  • carry out what we carry in/remove any litter;

  • keep pets on a leash (for their safety as well) and pick up after them (be considerate to fellow visitors);

  • not smoke (we don’t want to start a forest fire);

  • not play loud music (we don’t want to disturb the nesting birds and animals);

  • not capture, release or feed animals;

  • not take out any plants or animal/bird nests and eggs;

  • and generally not to disturb any components of the natural landscape (not even the rocks).

Thank you for being stewards of the Race Track Nature Preserve.

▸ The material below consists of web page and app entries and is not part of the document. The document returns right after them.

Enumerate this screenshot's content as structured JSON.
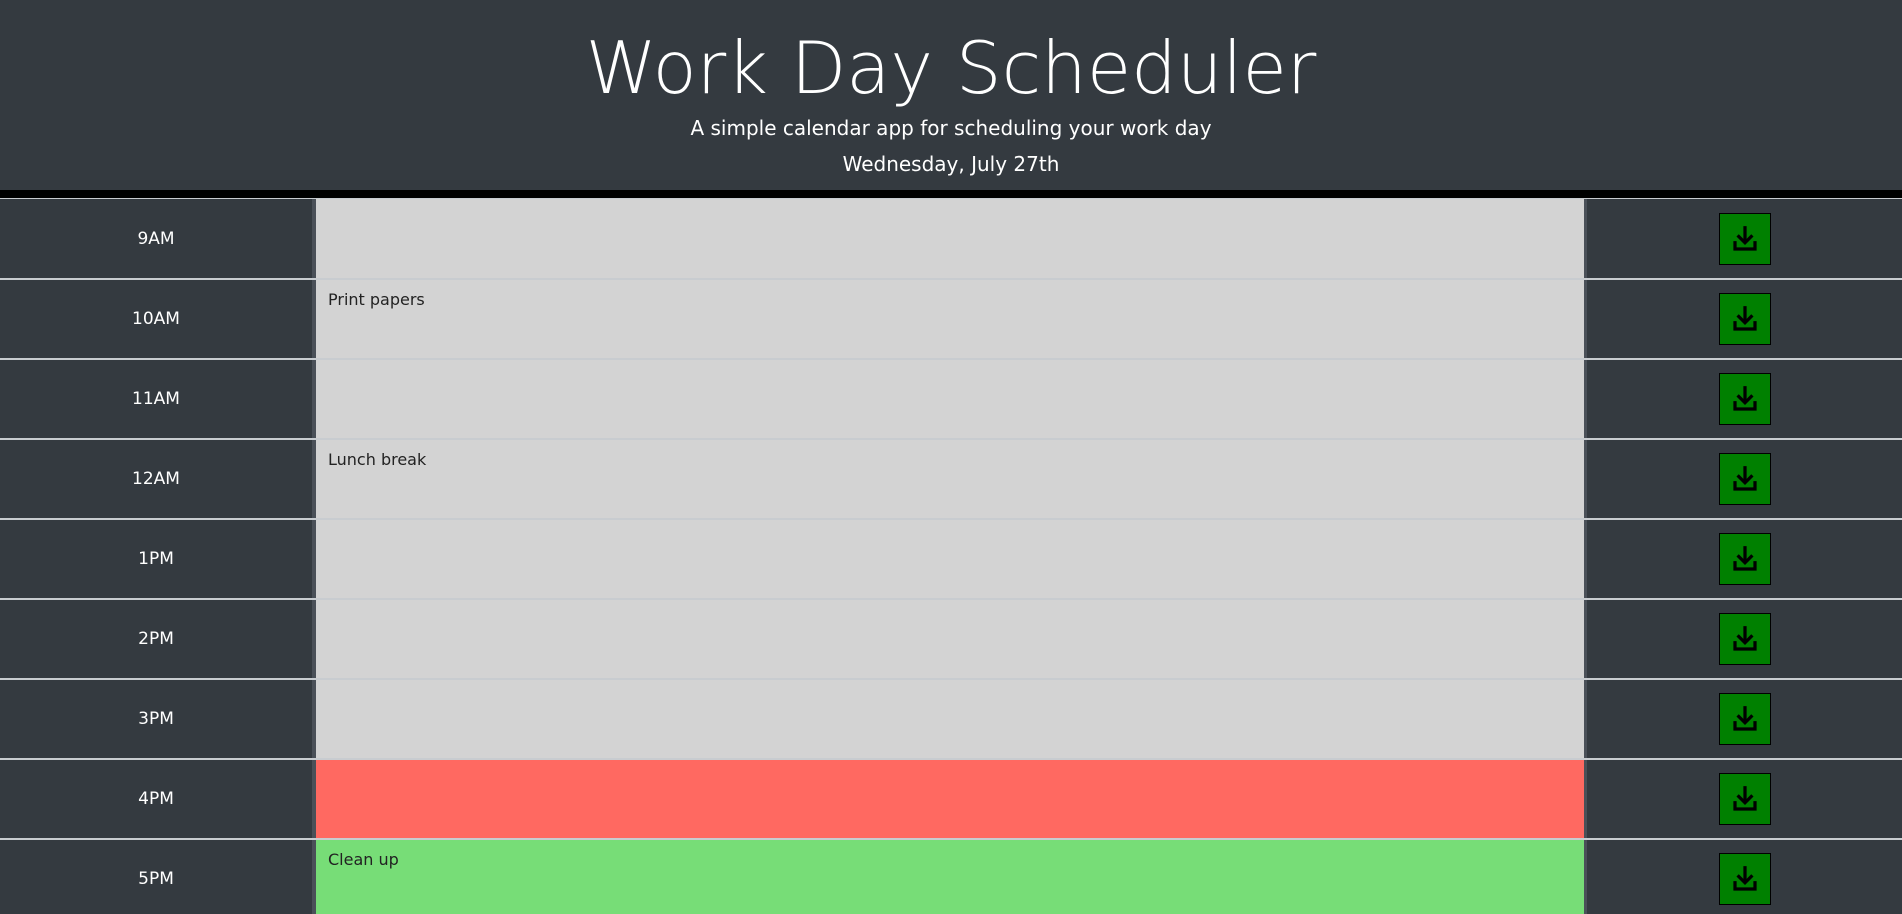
{
  "header": {
    "title": "Work Day Scheduler",
    "subtitle": "A simple calendar app for scheduling your work day",
    "current_day": "Wednesday, July 27th"
  },
  "time_blocks": [
    {
      "hour": "9AM",
      "text": "",
      "status": "past"
    },
    {
      "hour": "10AM",
      "text": "Print papers",
      "status": "past"
    },
    {
      "hour": "11AM",
      "text": "",
      "status": "past"
    },
    {
      "hour": "12AM",
      "text": "Lunch break",
      "status": "past"
    },
    {
      "hour": "1PM",
      "text": "",
      "status": "past"
    },
    {
      "hour": "2PM",
      "text": "",
      "status": "past"
    },
    {
      "hour": "3PM",
      "text": "",
      "status": "past"
    },
    {
      "hour": "4PM",
      "text": "",
      "status": "present"
    },
    {
      "hour": "5PM",
      "text": "Clean up",
      "status": "future"
    }
  ],
  "save_icon": "save-download-icon",
  "colors": {
    "background": "#343a40",
    "past": "#d3d3d3",
    "present": "#ff6961",
    "future": "#77dd77",
    "save_button": "#008000"
  }
}
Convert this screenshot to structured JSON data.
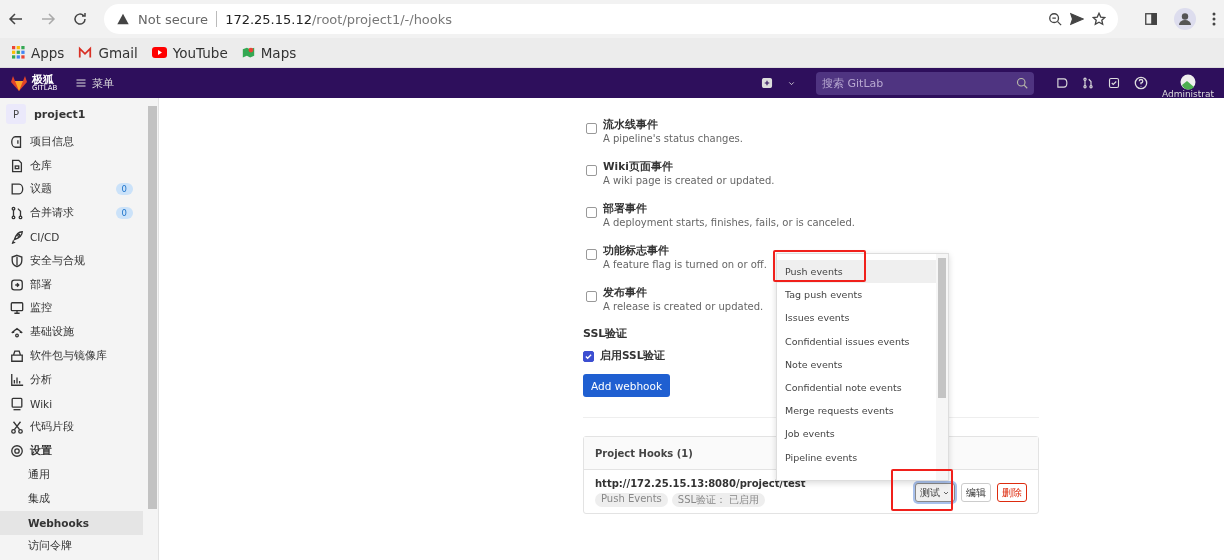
{
  "browser": {
    "security": "Not secure",
    "url_host": "172.25.15.12",
    "url_path": "/root/project1/-/hooks",
    "bookmarks": [
      "Apps",
      "Gmail",
      "YouTube",
      "Maps"
    ]
  },
  "header": {
    "brand": "极狐",
    "brand_sub": "GITLAB",
    "menu": "菜单",
    "search_placeholder": "搜索 GitLab",
    "user": "Administrat"
  },
  "sidebar": {
    "project": {
      "avatar": "P",
      "name": "project1"
    },
    "items": [
      {
        "label": "项目信息",
        "selected": false
      },
      {
        "label": "仓库",
        "selected": false
      },
      {
        "label": "议题",
        "count": "0",
        "selected": false
      },
      {
        "label": "合并请求",
        "count": "0",
        "selected": false
      },
      {
        "label": "CI/CD",
        "selected": false
      },
      {
        "label": "安全与合规",
        "selected": false
      },
      {
        "label": "部署",
        "selected": false
      },
      {
        "label": "监控",
        "selected": false
      },
      {
        "label": "基础设施",
        "selected": false
      },
      {
        "label": "软件包与镜像库",
        "selected": false
      },
      {
        "label": "分析",
        "selected": false
      },
      {
        "label": "Wiki",
        "selected": false
      },
      {
        "label": "代码片段",
        "selected": false
      },
      {
        "label": "设置",
        "selected": false,
        "expanded": true,
        "children": [
          {
            "label": "通用",
            "selected": false
          },
          {
            "label": "集成",
            "selected": false
          },
          {
            "label": "Webhooks",
            "selected": true
          },
          {
            "label": "访问令牌",
            "selected": false
          }
        ]
      }
    ]
  },
  "events": [
    {
      "title": "流水线事件",
      "description": "A pipeline's status changes.",
      "checked": false
    },
    {
      "title": "Wiki页面事件",
      "description": "A wiki page is created or updated.",
      "checked": false
    },
    {
      "title": "部署事件",
      "description": "A deployment starts, finishes, fails, or is canceled.",
      "checked": false
    },
    {
      "title": "功能标志事件",
      "description": "A feature flag is turned on or off.",
      "checked": false
    },
    {
      "title": "发布事件",
      "description": "A release is created or updated.",
      "checked": false
    }
  ],
  "ssl": {
    "heading": "SSL验证",
    "label": "启用SSL验证",
    "checked": true
  },
  "add_button": "Add webhook",
  "hooks": {
    "title": "Project Hooks (1)",
    "items": [
      {
        "url": "http://172.25.15.13:8080/project/test",
        "tags": [
          "Push Events",
          "SSL验证： 已启用"
        ],
        "test_button": "测试",
        "edit_button": "编辑",
        "delete_button": "删除"
      }
    ]
  },
  "test_menu": {
    "items": [
      {
        "label": "Push events",
        "selected": true
      },
      {
        "label": "Tag push events",
        "selected": false
      },
      {
        "label": "Issues events",
        "selected": false
      },
      {
        "label": "Confidential issues events",
        "selected": false
      },
      {
        "label": "Note events",
        "selected": false
      },
      {
        "label": "Confidential note events",
        "selected": false
      },
      {
        "label": "Merge requests events",
        "selected": false
      },
      {
        "label": "Job events",
        "selected": false
      },
      {
        "label": "Pipeline events",
        "selected": false
      }
    ]
  }
}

On October 24, 2016, 108 trees and shrubs (given to us free by the DEC Trees for Tribs Program) were planted at the southern end of Tuxedo Lake with the help of the Garden Club and DPW.

The purpose is to establish a riparian vegetative buffer to help control storm water runoff from the hills adjacent to East Lake Road that brings pollutants and nutrients into our drinking reservoir. Click here to see photos.


September 23, 2016 Tree Disease and Invasive Species Management Seminar a success.

Department of Environmental Conservation (DEC) and professional experts gave presentations on invasive species management and tree diseases to more than 40 landscapers and homeowners.

If you missed the event, here is some helpful information.

 

 

October 24, 2016 planting with the DEC at the Southern end of Tuxedo Lake: volunteers in their best “tree” pose.

© Martin Pomp, winner, Nature Photo of the Month.

Trees are vital to Tuxedo Park

Trees keep our drinking water clean.

Trees sustain our clean air.

Trees contribute to the rustic character of our landscape.

Trees nurture a wildlife habitat rich in biodiversity.

Trees provide the underpinning of our historical provenance.

Trees are an invaluable environmental and economic asset.

 

Each resident is a guardian of this resource for the benefit of current and future generations.